▸ **App and web page records**:
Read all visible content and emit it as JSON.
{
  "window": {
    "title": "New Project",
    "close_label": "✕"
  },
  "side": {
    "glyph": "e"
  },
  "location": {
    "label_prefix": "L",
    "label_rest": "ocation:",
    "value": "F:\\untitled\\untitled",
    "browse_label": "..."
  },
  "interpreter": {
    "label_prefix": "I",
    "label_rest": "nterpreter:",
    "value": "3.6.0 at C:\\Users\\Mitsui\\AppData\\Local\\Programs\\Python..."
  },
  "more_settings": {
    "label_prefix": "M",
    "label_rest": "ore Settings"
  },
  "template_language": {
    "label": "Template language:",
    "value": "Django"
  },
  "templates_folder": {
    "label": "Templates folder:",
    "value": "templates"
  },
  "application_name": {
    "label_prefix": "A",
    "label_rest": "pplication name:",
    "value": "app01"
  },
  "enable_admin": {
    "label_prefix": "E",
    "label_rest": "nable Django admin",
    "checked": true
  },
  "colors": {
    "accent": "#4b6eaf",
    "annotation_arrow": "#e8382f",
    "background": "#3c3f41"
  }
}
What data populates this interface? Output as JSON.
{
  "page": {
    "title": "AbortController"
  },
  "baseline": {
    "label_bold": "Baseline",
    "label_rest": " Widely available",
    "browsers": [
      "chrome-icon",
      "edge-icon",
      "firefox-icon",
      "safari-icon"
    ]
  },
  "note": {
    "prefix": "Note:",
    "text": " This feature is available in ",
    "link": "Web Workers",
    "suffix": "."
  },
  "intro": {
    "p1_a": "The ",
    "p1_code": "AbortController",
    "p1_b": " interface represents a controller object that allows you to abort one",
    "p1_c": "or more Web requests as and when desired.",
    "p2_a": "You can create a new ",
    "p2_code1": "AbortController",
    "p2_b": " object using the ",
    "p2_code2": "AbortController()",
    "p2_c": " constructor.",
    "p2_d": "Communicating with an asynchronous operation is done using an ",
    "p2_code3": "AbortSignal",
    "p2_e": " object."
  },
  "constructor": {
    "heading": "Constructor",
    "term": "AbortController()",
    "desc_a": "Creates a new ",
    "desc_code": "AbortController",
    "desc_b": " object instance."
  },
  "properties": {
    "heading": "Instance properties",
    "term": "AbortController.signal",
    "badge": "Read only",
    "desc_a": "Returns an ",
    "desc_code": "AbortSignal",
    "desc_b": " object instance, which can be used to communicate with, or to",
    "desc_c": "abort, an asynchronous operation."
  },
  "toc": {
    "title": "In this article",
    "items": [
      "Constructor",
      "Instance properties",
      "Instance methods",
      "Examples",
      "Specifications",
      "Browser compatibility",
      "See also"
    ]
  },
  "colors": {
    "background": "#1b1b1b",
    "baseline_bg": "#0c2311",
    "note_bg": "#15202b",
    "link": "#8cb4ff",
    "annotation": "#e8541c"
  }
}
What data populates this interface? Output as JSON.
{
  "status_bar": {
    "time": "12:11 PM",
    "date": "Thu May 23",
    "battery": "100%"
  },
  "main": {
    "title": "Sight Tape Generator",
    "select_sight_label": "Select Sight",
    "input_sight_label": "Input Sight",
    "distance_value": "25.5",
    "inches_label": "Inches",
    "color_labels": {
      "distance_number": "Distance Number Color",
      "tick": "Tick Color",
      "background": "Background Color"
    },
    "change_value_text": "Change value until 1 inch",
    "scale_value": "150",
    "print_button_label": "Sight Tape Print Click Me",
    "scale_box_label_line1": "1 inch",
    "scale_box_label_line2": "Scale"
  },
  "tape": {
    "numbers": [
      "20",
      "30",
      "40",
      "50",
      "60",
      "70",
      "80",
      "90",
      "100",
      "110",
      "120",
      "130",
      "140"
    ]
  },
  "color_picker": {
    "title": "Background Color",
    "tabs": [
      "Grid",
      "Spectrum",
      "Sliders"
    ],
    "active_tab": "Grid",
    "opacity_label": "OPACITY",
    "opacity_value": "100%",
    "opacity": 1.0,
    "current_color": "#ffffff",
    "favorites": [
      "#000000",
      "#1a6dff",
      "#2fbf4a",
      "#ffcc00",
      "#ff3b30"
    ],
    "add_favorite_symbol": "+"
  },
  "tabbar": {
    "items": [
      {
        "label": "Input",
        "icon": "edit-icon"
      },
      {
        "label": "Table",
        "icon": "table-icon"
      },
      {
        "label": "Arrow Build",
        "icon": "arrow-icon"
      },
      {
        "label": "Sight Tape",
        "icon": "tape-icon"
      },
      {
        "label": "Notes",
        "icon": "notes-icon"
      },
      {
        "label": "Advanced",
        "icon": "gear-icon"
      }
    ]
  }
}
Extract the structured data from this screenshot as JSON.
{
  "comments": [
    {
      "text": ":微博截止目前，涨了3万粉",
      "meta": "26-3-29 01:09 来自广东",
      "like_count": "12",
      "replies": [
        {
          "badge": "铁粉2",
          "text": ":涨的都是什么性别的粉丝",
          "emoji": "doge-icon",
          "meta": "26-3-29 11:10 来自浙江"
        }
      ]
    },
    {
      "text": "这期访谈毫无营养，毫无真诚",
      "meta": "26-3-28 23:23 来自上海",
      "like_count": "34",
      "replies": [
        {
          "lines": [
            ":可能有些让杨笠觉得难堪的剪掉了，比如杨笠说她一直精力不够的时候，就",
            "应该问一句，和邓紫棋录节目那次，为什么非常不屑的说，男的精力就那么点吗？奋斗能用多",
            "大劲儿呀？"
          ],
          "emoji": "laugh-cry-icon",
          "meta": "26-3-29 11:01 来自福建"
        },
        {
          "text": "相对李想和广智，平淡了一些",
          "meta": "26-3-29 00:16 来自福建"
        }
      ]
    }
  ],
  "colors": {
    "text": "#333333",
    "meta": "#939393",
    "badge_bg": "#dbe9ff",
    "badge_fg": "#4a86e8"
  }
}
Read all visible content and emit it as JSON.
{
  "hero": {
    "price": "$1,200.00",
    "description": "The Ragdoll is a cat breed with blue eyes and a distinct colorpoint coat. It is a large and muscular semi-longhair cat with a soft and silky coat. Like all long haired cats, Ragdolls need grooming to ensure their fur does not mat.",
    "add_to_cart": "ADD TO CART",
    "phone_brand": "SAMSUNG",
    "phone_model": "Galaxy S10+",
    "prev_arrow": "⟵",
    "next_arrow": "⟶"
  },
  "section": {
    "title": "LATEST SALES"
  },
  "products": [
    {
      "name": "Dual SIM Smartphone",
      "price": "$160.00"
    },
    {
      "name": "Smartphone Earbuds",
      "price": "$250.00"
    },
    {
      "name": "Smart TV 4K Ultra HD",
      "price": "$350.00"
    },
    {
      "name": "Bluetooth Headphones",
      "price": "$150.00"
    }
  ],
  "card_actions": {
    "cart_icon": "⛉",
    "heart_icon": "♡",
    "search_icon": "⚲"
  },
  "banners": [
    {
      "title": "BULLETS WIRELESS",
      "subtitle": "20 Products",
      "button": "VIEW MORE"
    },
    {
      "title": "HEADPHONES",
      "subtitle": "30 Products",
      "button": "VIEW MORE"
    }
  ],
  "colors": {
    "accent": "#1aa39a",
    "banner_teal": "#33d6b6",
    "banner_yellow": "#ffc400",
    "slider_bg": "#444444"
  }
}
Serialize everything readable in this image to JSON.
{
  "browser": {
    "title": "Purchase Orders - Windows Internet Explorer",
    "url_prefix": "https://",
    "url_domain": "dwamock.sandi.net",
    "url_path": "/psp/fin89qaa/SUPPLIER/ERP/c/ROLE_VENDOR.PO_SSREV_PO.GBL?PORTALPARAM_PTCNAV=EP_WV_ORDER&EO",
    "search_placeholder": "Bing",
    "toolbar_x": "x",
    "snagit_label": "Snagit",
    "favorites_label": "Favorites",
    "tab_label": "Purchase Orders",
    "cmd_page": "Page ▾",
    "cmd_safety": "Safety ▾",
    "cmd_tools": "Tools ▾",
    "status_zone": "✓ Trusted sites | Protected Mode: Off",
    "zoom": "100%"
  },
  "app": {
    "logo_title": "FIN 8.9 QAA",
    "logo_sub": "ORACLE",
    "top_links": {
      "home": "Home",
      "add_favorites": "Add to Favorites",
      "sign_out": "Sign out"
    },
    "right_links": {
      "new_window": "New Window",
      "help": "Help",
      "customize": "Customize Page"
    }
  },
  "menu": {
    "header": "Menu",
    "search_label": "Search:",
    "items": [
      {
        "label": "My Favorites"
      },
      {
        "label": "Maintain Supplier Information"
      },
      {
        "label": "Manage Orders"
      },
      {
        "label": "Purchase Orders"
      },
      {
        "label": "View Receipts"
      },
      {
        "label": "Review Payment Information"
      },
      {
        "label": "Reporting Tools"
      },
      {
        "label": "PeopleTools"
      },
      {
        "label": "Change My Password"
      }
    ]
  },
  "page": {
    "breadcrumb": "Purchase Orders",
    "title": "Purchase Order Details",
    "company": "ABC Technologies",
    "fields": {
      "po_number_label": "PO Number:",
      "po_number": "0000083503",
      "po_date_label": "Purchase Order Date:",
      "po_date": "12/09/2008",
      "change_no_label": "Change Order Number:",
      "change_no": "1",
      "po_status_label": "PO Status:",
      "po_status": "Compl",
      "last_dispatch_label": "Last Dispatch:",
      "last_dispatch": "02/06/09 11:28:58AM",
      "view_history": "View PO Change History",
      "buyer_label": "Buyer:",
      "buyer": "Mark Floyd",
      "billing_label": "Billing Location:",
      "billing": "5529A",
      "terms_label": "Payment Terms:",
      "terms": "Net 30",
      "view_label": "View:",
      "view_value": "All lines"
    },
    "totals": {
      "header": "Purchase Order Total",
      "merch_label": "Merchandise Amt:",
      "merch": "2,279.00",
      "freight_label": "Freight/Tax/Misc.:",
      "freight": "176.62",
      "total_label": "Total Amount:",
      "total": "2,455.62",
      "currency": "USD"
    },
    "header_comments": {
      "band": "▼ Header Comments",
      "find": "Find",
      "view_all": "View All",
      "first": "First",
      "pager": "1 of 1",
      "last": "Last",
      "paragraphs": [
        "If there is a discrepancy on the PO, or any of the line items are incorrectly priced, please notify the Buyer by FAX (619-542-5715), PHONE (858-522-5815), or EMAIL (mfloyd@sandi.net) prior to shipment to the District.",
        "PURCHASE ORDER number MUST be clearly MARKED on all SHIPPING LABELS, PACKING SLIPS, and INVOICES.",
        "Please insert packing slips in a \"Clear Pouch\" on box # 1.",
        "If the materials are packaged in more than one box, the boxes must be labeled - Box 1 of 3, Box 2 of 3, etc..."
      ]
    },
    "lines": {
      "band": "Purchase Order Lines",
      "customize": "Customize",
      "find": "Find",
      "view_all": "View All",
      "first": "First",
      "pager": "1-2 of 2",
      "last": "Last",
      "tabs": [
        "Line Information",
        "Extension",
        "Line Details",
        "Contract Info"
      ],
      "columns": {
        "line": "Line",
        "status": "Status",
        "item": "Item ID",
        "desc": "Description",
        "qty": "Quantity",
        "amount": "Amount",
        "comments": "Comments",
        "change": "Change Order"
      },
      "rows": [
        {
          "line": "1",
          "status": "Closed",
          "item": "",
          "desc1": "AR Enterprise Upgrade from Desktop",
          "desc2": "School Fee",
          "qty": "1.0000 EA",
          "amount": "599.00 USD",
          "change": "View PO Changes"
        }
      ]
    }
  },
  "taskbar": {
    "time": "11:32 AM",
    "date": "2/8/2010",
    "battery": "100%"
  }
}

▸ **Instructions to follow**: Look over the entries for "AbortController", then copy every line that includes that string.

▸ **Solution to the problem**:
    "title": "AbortController"
    "p1_code": "AbortController",
    "p2_code1": "AbortController",
    "p2_code2": "AbortController()",
    "term": "AbortController()",
    "desc_code": "AbortController",
    "term": "AbortController.signal",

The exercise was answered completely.